The push-up contestIn Bombay, the Gateway of India, across from the Taj Hotel there are some statues of Vivekananda and Shivaji. I am a Bengali, so I have great admiration for Shivaji. My Bengali teacher once gave me eight out of four for an article I wrote about Shivaji. My teacher’s highest mark was normally four out of four, but that time he gave me eight out of four. I had great admiration for Shivaji, and I have a very close connection with his soul. Vivekananda was also my hero.
Around five o’clock in the morning, I went running a little. My running is not even jogging; it is something worse than jogging. Then I started taking exercise. A teenage boy between 16 and 19 years old was also taking exercise. I was very pleased and amused, and I was immediately trying to imitate what he did. He was very happy and proud.
Then he started doing deep knee bends. Poor me, I can’t bend at all. My knee bends were wrong, and he started laughing. While he did four knee bends, I could not even take the position to do half a knee bend. It was too much for him; he laughed and laughed.
Then I said to him, “Do you know how to do push-ups?”
He said, “No!”
Then I showed him one and he said, “Oh, I can do it easily.”
I said, “Good. Let us have a competition. If you win, I will give you ten rupees. But if I win, you don’t have to give me a thing.”
He was so happy, because he saw how I was doing the other exercises. I was an old man and he was young, and he felt he could easily win.
I asked him his name. He said his name was Darika, which means guard. The Taj Hotel was right in front of our exercise area, so I asked if he worked there. He said he was a student.
Anyway, I let him start in the push-up contest. So we counted, “One, two, three, four….” He did 20. He was so happy, and I was so pleased that he had done 20. Then I started doing push-ups. I did one, two, three, four, five, and then, after eight, I became so exhausted. I pretended that I had no breath and that I was absolutely collapsing. With greatest difficulty I went up to 18. Then I surrendered. To do more was absolutely impossible. He was so happy that he had defeated me by two. I gave him 10 rupees immediately, and he put it in his pocket. He was so happy and proud because after eight I was struggling and struggling, whereas he did 20 and got the prize.
When the competition was all over, I said to him, “The competition is over.

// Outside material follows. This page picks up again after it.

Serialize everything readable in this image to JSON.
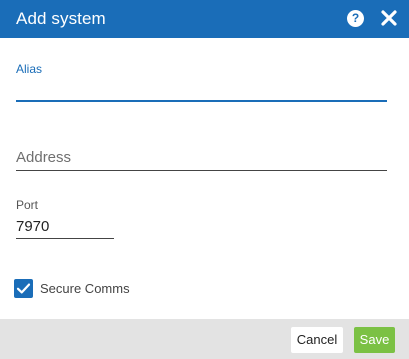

Now let me try again, just for exercise.”
He was so happy, and he said, “All right.” I asked him to count.
So 18 passed, 20 went, then 30, 40, 60, 100. When it became 118, I gave up. Then he took out the 10 rupees and returned them.
I said, “No, no! It is whoever wins during the competition time. I can’t take the money from you.”
He said, “No, no!”
I said, “No, in the competition I did 18 and you did 20. So you deserve it.” So I gave the money back to him and said, “Now, you go!”
Vivekananda’s spirit was the witness.
— 1 March 1986